**Problem requirements**
An exact copy of each line below is needed, with no images in it.

-- Material supplied follows --

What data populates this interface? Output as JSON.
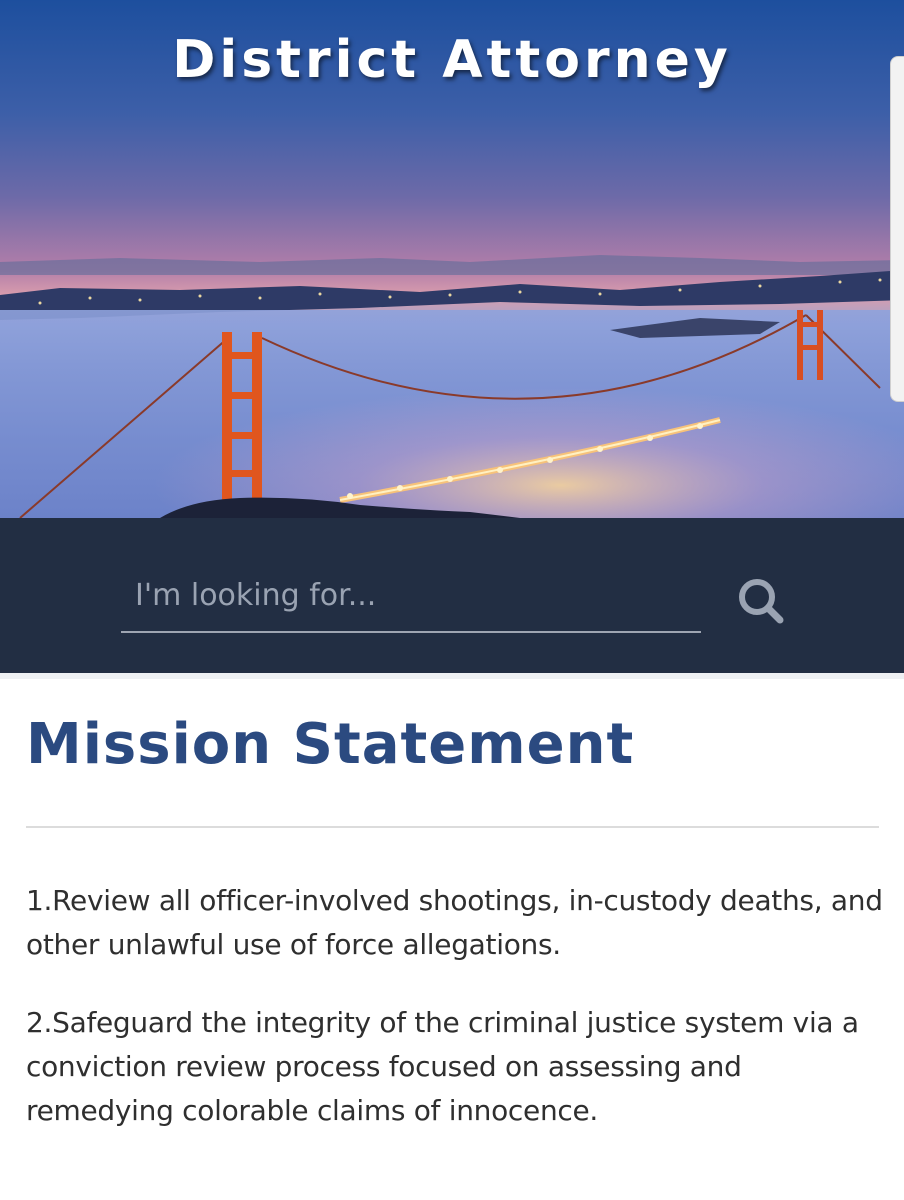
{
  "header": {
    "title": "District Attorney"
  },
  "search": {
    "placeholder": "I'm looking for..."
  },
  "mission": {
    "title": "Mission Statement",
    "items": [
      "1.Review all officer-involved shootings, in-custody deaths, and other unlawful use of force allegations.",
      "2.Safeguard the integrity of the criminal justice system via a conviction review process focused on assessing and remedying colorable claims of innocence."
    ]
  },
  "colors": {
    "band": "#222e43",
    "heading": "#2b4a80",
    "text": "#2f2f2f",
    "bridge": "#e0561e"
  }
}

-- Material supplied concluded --

**Response area**
What data populates this interface? Output as JSON.
{
  "header": {
    "title": "District Attorney"
  },
  "search": {
    "placeholder": "I'm looking for..."
  },
  "mission": {
    "title": "Mission Statement",
    "items": [
      "1.Review all officer-involved shootings, in-custody deaths, and other unlawful use of force allegations.",
      "2.Safeguard the integrity of the criminal justice system via a conviction review process focused on assessing and remedying colorable claims of innocence."
    ]
  },
  "colors": {
    "band": "#222e43",
    "heading": "#2b4a80",
    "text": "#2f2f2f",
    "bridge": "#e0561e"
  }
}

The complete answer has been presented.